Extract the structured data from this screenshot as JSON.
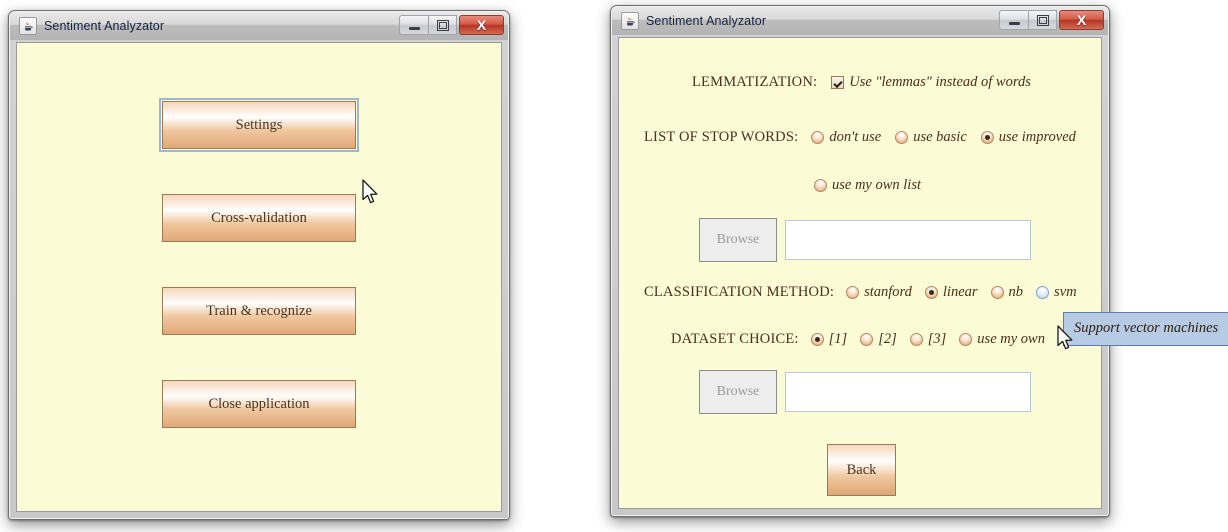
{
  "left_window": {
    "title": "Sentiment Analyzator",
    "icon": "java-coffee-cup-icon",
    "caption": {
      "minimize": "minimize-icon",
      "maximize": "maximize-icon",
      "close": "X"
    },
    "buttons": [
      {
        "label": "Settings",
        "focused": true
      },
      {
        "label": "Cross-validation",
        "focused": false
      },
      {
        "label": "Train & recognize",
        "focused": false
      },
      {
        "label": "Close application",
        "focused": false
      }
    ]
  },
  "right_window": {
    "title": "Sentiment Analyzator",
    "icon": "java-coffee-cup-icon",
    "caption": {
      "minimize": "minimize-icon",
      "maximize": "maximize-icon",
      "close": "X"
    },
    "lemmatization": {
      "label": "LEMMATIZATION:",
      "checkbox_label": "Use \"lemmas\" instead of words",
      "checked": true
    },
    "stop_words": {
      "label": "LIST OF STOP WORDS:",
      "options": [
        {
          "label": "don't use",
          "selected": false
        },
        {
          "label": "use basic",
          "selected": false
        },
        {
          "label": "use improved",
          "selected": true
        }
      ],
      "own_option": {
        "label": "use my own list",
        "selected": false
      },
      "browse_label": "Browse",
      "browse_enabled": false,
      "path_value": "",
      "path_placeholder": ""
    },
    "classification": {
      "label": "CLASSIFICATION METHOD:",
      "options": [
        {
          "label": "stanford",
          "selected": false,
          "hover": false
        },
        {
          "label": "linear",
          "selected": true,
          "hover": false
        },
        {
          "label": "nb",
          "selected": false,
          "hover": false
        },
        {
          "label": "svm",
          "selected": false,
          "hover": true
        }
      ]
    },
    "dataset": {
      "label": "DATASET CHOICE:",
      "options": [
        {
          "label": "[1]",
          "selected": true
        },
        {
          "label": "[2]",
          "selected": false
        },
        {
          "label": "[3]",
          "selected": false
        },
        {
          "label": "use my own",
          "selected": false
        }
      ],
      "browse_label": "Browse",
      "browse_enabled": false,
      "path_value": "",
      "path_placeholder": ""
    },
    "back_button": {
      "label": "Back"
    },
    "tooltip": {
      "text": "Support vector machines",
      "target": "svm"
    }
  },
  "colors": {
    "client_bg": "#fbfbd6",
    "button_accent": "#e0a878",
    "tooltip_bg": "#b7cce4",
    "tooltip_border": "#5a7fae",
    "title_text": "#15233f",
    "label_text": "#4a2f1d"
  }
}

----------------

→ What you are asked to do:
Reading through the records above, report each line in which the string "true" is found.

→ Response:
        "focused": true
      "checked": true
          "selected": true
          "selected": true,
          "hover": true
          "selected": true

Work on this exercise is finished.